As the company prepares to launch a PSP successor in the next year, Sony Computer Entertainment America's president and CEO Jack Tretton shared his philosophy on platform pricing and his belief that the PlayStation 3 is just hitting its stride.
"I think when you're buying a platform, when you're buying technology, you're hopefully buying a device you're going to enjoy for many, many years," said Tretton in an interview
with Fast Company. He compared the purchasing of a handheld or console game system to other gadgets like the iPod or iPhone.
"People are used to spending several hundreds of dollars to get a portable device. I think in the long run, when you look at that total investment in a platform, the amount of money you spend on the hardware is a relatively small percentage of the total investment."
Though SCEA has warned that production of its upcoming PSP successor, codenamed Next Generation Portable, could be delayed
due to damage to its Japanese facilities after last month's earthquake and tsunami, the company is expected to launch the system worldwide within the next year.
The platform holder hasn't announced pricing yet for the NGP, but analysts predict it will be more expensive than its primary rival, the Nintendo 3DS, which debuted in North America last month for $250 -- the same price at which the original PSP and PSP Go launched years ago.
"It's not to say the price of the platform isn't a consideration, but I don't think price makes or kills a platform," said the SCEA boss, speaking about consoles in general and not the NGP specifically. "Something that's lousy, that's very inexpensive, is not going to be successful, and something that's pricey will ultimately find its audience if there's enough value there."
Tretton also told Fast Company that he feels SCEA is "just hitting [its] stride" with the PS3 -- a sentiment he expressed for the PlayStation brand

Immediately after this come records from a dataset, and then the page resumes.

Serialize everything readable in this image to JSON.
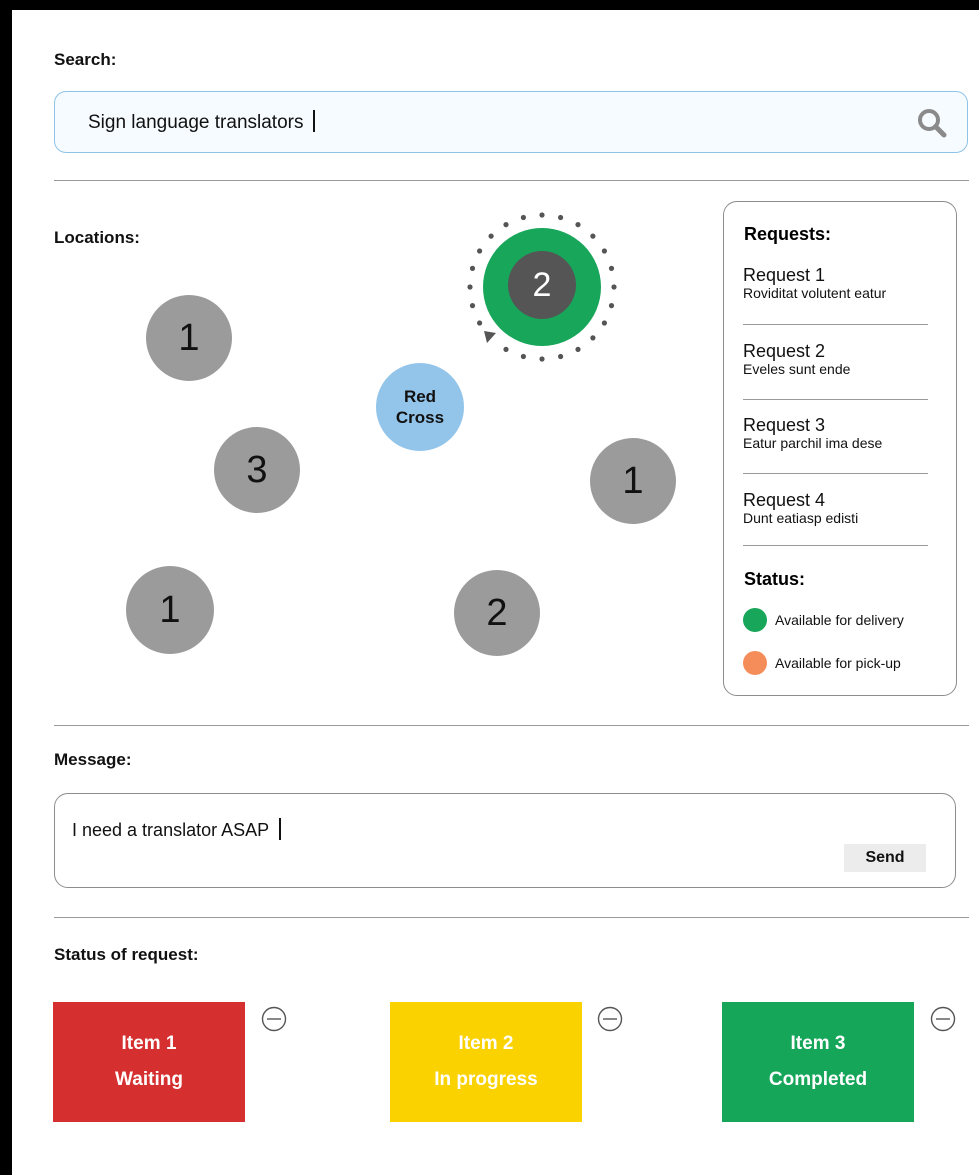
{
  "search": {
    "label": "Search:",
    "value": "Sign language translators"
  },
  "locations": {
    "label": "Locations:",
    "pins": [
      {
        "id": "pin-a",
        "count": "1"
      },
      {
        "id": "pin-b",
        "count": "3"
      },
      {
        "id": "pin-c",
        "count": "1"
      },
      {
        "id": "pin-d",
        "count": "2"
      },
      {
        "id": "pin-e",
        "count": "1"
      }
    ],
    "selected_pin": {
      "count": "2"
    },
    "highlight": {
      "label_line1": "Red",
      "label_line2": "Cross"
    }
  },
  "requests": {
    "title": "Requests:",
    "items": [
      {
        "title": "Request 1",
        "subtitle": "Roviditat volutent eatur"
      },
      {
        "title": "Request 2",
        "subtitle": "Eveles sunt ende"
      },
      {
        "title": "Request 3",
        "subtitle": "Eatur parchil ima dese"
      },
      {
        "title": "Request 4",
        "subtitle": "Dunt eatiasp edisti"
      }
    ],
    "status_title": "Status:",
    "legend": [
      {
        "label": "Available for delivery",
        "color": "#17a65a"
      },
      {
        "label": "Available for pick-up",
        "color": "#f58d5a"
      }
    ]
  },
  "message": {
    "label": "Message:",
    "value": "I need a translator ASAP",
    "send_label": "Send"
  },
  "status_of_request": {
    "label": "Status of request:",
    "cards": [
      {
        "item": "Item 1",
        "state": "Waiting",
        "color": "#d52f30"
      },
      {
        "item": "Item 2",
        "state": "In progress",
        "color": "#fad200"
      },
      {
        "item": "Item 3",
        "state": "Completed",
        "color": "#16a65a"
      }
    ]
  },
  "colors": {
    "accent_border": "#8ec3e6",
    "pin_gray": "#9b9b9c",
    "selected_green": "#17a65a"
  }
}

three years ago. He said the financial investment Sony made with the PS3, and the technological innovations of Move and 3D, is something the company will "reap dividends on for many, many years".
"We're not in cruise control mode; we're still in growth mode. Fortunately, it's been steady growth for the last four years, and we anticipate strong growth again in the next fiscal year," said the CEO.